[Excerpted data]
━━━━
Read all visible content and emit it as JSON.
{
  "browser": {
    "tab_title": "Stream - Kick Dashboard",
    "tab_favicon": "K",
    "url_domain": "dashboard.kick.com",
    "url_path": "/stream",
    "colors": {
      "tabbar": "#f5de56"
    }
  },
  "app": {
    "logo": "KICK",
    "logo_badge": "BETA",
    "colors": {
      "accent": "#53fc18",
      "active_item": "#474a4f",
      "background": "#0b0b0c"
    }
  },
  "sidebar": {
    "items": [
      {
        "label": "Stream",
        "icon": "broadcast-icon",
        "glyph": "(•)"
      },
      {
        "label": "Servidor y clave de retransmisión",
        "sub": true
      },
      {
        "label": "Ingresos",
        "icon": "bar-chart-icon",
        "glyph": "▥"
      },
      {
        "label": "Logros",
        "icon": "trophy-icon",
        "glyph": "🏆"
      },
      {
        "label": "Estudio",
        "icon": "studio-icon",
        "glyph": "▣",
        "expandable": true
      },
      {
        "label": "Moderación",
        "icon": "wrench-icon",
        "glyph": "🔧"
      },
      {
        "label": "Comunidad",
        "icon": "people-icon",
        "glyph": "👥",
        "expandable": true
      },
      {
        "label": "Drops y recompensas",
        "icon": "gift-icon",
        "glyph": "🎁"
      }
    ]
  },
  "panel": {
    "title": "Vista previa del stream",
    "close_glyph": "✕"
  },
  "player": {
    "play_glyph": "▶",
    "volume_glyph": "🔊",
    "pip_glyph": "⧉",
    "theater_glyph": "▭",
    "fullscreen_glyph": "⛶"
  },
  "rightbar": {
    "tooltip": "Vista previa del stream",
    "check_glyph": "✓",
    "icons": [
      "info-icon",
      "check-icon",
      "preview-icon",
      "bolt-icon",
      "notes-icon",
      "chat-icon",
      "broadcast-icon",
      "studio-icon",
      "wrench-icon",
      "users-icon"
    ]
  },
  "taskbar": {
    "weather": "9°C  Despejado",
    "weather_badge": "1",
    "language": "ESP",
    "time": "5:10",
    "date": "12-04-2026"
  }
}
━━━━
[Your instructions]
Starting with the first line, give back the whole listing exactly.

[Output of the exercise]
Read all visible content and emit it as JSON.
{
  "browser": {
    "tab_title": "Stream - Kick Dashboard",
    "tab_favicon": "K",
    "url_domain": "dashboard.kick.com",
    "url_path": "/stream",
    "colors": {
      "tabbar": "#f5de56"
    }
  },
  "app": {
    "logo": "KICK",
    "logo_badge": "BETA",
    "colors": {
      "accent": "#53fc18",
      "active_item": "#474a4f",
      "background": "#0b0b0c"
    }
  },
  "sidebar": {
    "items": [
      {
        "label": "Stream",
        "icon": "broadcast-icon",
        "glyph": "(•)"
      },
      {
        "label": "Servidor y clave de retransmisión",
        "sub": true
      },
      {
        "label": "Ingresos",
        "icon": "bar-chart-icon",
        "glyph": "▥"
      },
      {
        "label": "Logros",
        "icon": "trophy-icon",
        "glyph": "🏆"
      },
      {
        "label": "Estudio",
        "icon": "studio-icon",
        "glyph": "▣",
        "expandable": true
      },
      {
        "label": "Moderación",
        "icon": "wrench-icon",
        "glyph": "🔧"
      },
      {
        "label": "Comunidad",
        "icon": "people-icon",
        "glyph": "👥",
        "expandable": true
      },
      {
        "label": "Drops y recompensas",
        "icon": "gift-icon",
        "glyph": "🎁"
      }
    ]
  },
  "panel": {
    "title": "Vista previa del stream",
    "close_glyph": "✕"
  },
  "player": {
    "play_glyph": "▶",
    "volume_glyph": "🔊",
    "pip_glyph": "⧉",
    "theater_glyph": "▭",
    "fullscreen_glyph": "⛶"
  },
  "rightbar": {
    "tooltip": "Vista previa del stream",
    "check_glyph": "✓",
    "icons": [
      "info-icon",
      "check-icon",
      "preview-icon",
      "bolt-icon",
      "notes-icon",
      "chat-icon",
      "broadcast-icon",
      "studio-icon",
      "wrench-icon",
      "users-icon"
    ]
  },
  "taskbar": {
    "weather": "9°C  Despejado",
    "weather_badge": "1",
    "language": "ESP",
    "time": "5:10",
    "date": "12-04-2026"
  }
}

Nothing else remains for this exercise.